• Activity:
From the records below, return every line containing the word "selected".

Data excerpts
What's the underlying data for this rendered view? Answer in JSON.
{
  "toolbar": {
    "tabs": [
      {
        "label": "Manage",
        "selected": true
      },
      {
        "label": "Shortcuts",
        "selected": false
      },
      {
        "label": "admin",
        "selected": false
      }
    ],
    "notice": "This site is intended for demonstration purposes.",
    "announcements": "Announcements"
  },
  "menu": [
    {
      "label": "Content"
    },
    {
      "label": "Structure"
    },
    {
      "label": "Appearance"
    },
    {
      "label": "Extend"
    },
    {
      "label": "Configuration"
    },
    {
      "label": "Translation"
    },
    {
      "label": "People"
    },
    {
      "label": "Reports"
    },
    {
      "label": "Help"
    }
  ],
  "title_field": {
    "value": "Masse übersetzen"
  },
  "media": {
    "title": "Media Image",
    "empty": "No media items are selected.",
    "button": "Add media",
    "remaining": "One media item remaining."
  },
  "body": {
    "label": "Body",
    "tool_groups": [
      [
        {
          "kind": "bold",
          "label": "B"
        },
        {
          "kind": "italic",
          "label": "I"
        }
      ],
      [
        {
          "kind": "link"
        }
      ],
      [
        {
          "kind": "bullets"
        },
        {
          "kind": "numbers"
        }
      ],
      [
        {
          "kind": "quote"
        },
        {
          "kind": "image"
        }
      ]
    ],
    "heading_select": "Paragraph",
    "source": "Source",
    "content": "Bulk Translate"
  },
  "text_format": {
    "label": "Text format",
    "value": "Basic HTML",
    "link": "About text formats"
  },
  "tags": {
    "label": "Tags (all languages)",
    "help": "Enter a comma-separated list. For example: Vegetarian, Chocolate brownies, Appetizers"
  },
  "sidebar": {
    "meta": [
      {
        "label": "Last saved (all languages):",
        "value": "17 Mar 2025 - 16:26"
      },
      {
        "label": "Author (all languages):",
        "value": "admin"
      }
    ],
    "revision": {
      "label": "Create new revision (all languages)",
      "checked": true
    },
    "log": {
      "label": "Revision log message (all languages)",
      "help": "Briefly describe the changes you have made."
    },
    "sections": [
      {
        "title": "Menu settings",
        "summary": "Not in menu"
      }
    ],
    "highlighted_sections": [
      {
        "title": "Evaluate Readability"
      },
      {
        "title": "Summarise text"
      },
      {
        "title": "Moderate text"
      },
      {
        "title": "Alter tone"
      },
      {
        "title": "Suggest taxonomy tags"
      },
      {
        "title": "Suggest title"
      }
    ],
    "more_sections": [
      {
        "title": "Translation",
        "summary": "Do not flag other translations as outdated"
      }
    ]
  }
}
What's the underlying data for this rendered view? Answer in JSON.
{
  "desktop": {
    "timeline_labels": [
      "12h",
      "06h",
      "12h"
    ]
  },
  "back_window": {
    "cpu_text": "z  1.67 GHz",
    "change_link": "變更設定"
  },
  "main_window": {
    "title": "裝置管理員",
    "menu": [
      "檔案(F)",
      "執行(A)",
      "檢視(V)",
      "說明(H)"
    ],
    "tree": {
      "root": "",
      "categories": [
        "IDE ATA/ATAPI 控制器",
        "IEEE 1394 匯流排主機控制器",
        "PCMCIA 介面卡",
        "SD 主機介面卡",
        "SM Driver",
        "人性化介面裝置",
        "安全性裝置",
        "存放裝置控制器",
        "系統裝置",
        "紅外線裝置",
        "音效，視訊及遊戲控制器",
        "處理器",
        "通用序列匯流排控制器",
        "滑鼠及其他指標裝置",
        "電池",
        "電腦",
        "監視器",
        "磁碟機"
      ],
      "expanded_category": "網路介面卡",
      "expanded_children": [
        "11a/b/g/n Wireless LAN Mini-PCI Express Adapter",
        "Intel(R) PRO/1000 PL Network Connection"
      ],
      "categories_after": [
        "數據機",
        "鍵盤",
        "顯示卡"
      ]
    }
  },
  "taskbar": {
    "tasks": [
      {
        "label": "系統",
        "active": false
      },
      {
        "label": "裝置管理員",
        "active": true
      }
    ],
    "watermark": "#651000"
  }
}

• Exercise answer:
        "selected": true
        "selected": false
        "selected": false
    "empty": "No media items are selected.",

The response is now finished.